Changing the culture at the Transportation Security Administration could "take six months to a couple years," says Michael Useem of the Wharton School.
Changing the culture at the Transportation Security Administration could "take six months to a couple years," says Michael Useem of the Wharton School. - 
Listen To The Story
Marketplace

Thirteen years ago Thursday, the world was rocked by the terrorist attacks on New York City and Washington, D.C. While none of us will ever forget that day, for one industry the anniversary casts a shadow on the bottom line: the airlines.  

“In the immediate aftermath of the 9/11 attacks, air travel dropped dramatically, and that’s not surprising,” says David Clark, a professor of economics at Marquette University who studied the economic impact of the attacks on U.S. airlines. According to his model, domestic air travel in September 2001 was down by more than half.

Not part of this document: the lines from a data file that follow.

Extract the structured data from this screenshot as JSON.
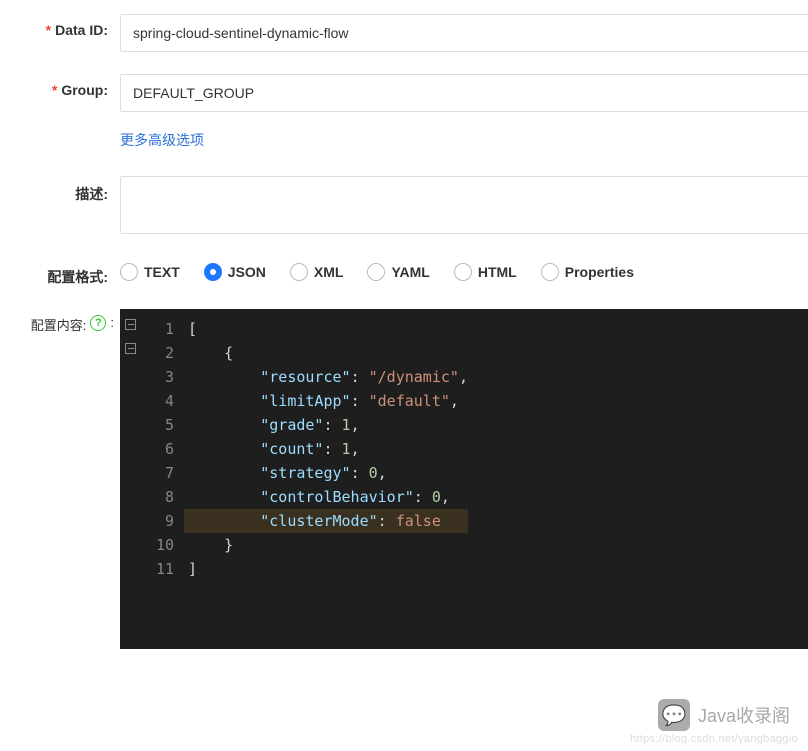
{
  "form": {
    "dataId": {
      "label": "Data ID:",
      "value": "spring-cloud-sentinel-dynamic-flow",
      "required": true
    },
    "group": {
      "label": "Group:",
      "value": "DEFAULT_GROUP",
      "required": true
    },
    "moreOptionsLink": "更多高级选项",
    "description": {
      "label": "描述:",
      "value": ""
    },
    "format": {
      "label": "配置格式:",
      "selected": "JSON",
      "options": [
        "TEXT",
        "JSON",
        "XML",
        "YAML",
        "HTML",
        "Properties"
      ]
    },
    "content": {
      "label": "配置内容:",
      "helpIcon": "?",
      "code": {
        "lines": [
          {
            "n": 1,
            "fold": true,
            "tokens": [
              {
                "t": "[",
                "c": "p"
              }
            ]
          },
          {
            "n": 2,
            "fold": true,
            "tokens": [
              {
                "t": "    ",
                "c": "p"
              },
              {
                "t": "{",
                "c": "p"
              }
            ]
          },
          {
            "n": 3,
            "tokens": [
              {
                "t": "        ",
                "c": "p"
              },
              {
                "t": "\"resource\"",
                "c": "k"
              },
              {
                "t": ": ",
                "c": "p"
              },
              {
                "t": "\"/dynamic\"",
                "c": "s"
              },
              {
                "t": ",",
                "c": "p"
              }
            ]
          },
          {
            "n": 4,
            "tokens": [
              {
                "t": "        ",
                "c": "p"
              },
              {
                "t": "\"limitApp\"",
                "c": "k"
              },
              {
                "t": ": ",
                "c": "p"
              },
              {
                "t": "\"default\"",
                "c": "s"
              },
              {
                "t": ",",
                "c": "p"
              }
            ]
          },
          {
            "n": 5,
            "tokens": [
              {
                "t": "        ",
                "c": "p"
              },
              {
                "t": "\"grade\"",
                "c": "k"
              },
              {
                "t": ": ",
                "c": "p"
              },
              {
                "t": "1",
                "c": "n"
              },
              {
                "t": ",",
                "c": "p"
              }
            ]
          },
          {
            "n": 6,
            "tokens": [
              {
                "t": "        ",
                "c": "p"
              },
              {
                "t": "\"count\"",
                "c": "k"
              },
              {
                "t": ": ",
                "c": "p"
              },
              {
                "t": "1",
                "c": "n"
              },
              {
                "t": ",",
                "c": "p"
              }
            ]
          },
          {
            "n": 7,
            "tokens": [
              {
                "t": "        ",
                "c": "p"
              },
              {
                "t": "\"strategy\"",
                "c": "k"
              },
              {
                "t": ": ",
                "c": "p"
              },
              {
                "t": "0",
                "c": "n"
              },
              {
                "t": ",",
                "c": "p"
              }
            ]
          },
          {
            "n": 8,
            "tokens": [
              {
                "t": "        ",
                "c": "p"
              },
              {
                "t": "\"controlBehavior\"",
                "c": "k"
              },
              {
                "t": ": ",
                "c": "p"
              },
              {
                "t": "0",
                "c": "n"
              },
              {
                "t": ",",
                "c": "p"
              }
            ]
          },
          {
            "n": 9,
            "hl": true,
            "tokens": [
              {
                "t": "        ",
                "c": "p"
              },
              {
                "t": "\"clusterMode\"",
                "c": "k"
              },
              {
                "t": ": ",
                "c": "p"
              },
              {
                "t": "false",
                "c": "b"
              }
            ]
          },
          {
            "n": 10,
            "tokens": [
              {
                "t": "    ",
                "c": "p"
              },
              {
                "t": "}",
                "c": "p"
              }
            ]
          },
          {
            "n": 11,
            "tokens": [
              {
                "t": "]",
                "c": "p"
              }
            ]
          }
        ]
      }
    }
  },
  "watermark": {
    "logoGlyph": "💬",
    "text": "Java收录阁",
    "url": "https://blog.csdn.net/yangbaggio"
  }
}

As the months passed, fear of another attack faded and people began to return to the air. “But as you got closer to the one-year anniversary there was a rather substantial decline,” says Clark. According to his model, 24.4 percent fewer people were flying than expected.

This kind of anniversary effect appears to have dissipated. Airlines for America, the trade association of the largest U.S. airlines, says it doesn’t see any particular 9/11-related changes in flights this year.

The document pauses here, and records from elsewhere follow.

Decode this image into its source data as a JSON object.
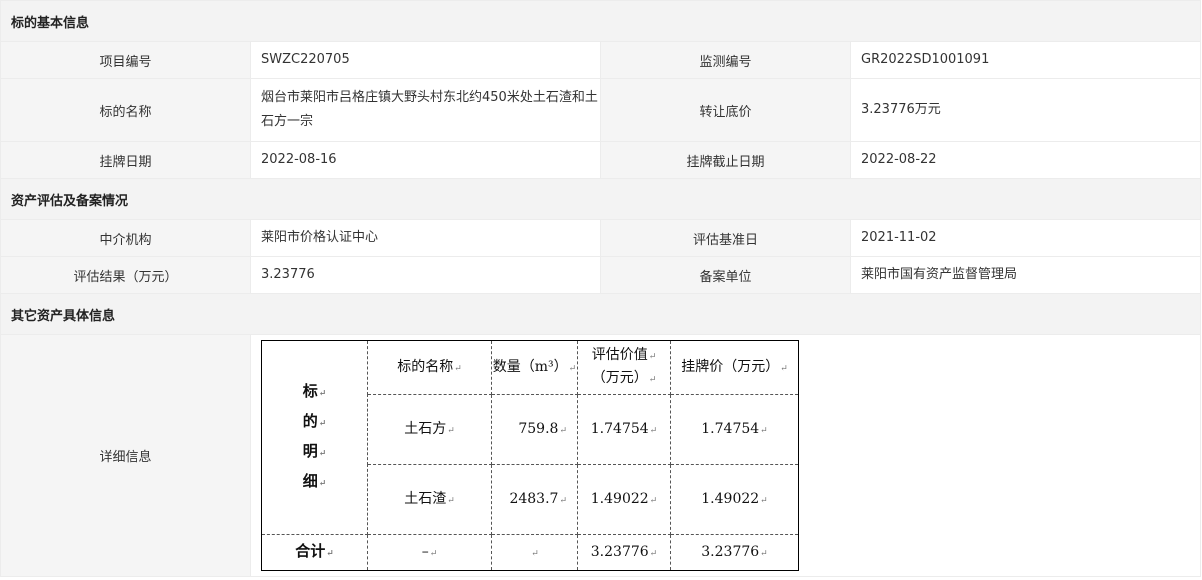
{
  "sections": {
    "basic_title": "标的基本信息",
    "asset_title": "资产评估及备案情况",
    "other_title": "其它资产具体信息"
  },
  "basic": {
    "project_no_label": "项目编号",
    "project_no": "SWZC220705",
    "monitor_no_label": "监测编号",
    "monitor_no": "GR2022SD1001091",
    "name_label": "标的名称",
    "name": "烟台市莱阳市吕格庄镇大野头村东北约450米处土石渣和土石方一宗",
    "price_label": "转让底价",
    "price": "3.23776万元",
    "list_date_label": "挂牌日期",
    "list_date": "2022-08-16",
    "end_date_label": "挂牌截止日期",
    "end_date": "2022-08-22"
  },
  "asset": {
    "agency_label": "中介机构",
    "agency": "莱阳市价格认证中心",
    "base_date_label": "评估基准日",
    "base_date": "2021-11-02",
    "result_label": "评估结果（万元）",
    "result": "3.23776",
    "filing_label": "备案单位",
    "filing": "莱阳市国有资产监督管理局"
  },
  "other": {
    "detail_label": "详细信息"
  },
  "detail_table": {
    "side_label": [
      "标",
      "的",
      "明",
      "细"
    ],
    "headers": {
      "name": "标的名称",
      "qty": "数量（m³）",
      "eval_line1": "评估价值",
      "eval_line2": "（万元）",
      "price": "挂牌价（万元）"
    },
    "rows": [
      {
        "name": "土石方",
        "qty": "759.8",
        "eval": "1.74754",
        "price": "1.74754"
      },
      {
        "name": "土石渣",
        "qty": "2483.7",
        "eval": "1.49022",
        "price": "1.49022"
      }
    ],
    "total": {
      "label": "合计",
      "name": "–",
      "qty": "",
      "eval": "3.23776",
      "price": "3.23776"
    }
  }
}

“I figure it’s probably the safest day to fly now,” says Bianca Cribbs, who is flying from Toronto to New York on September 11. The main reason she thought about the date was a line on her receipt: “The September 11th U.S. Security Tax which is $5.44.”

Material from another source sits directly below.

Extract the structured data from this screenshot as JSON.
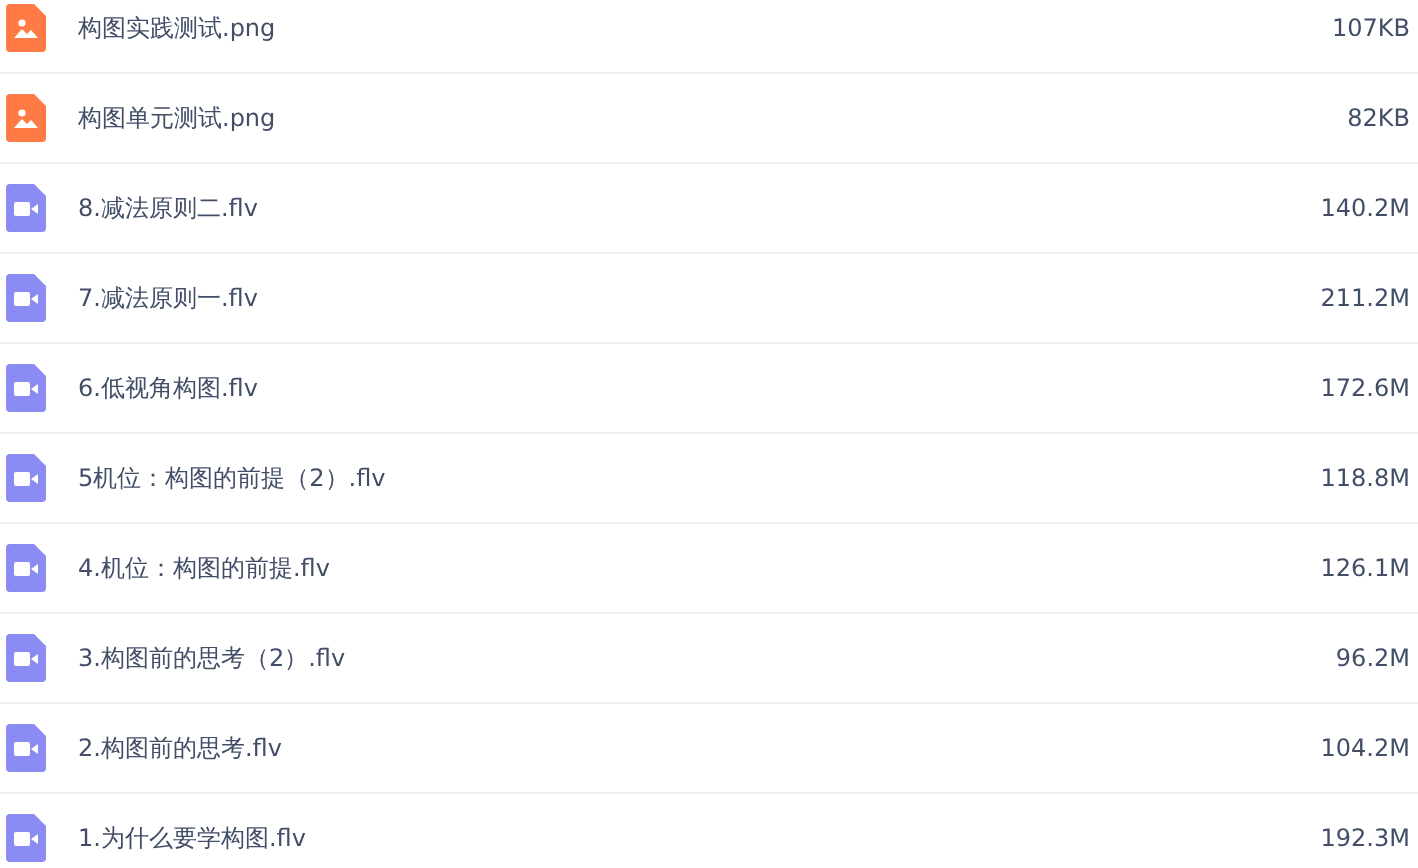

That’s the tax that helps pay for the biggest post-9/11 change to air travel: the Transportation Security Administration, which screens and scans the millions of passengers and bags that fly each day.

Spokesman Ross Feinstein says that from the TSA’s perspective, “The 13th anniversary is no different than any other day.”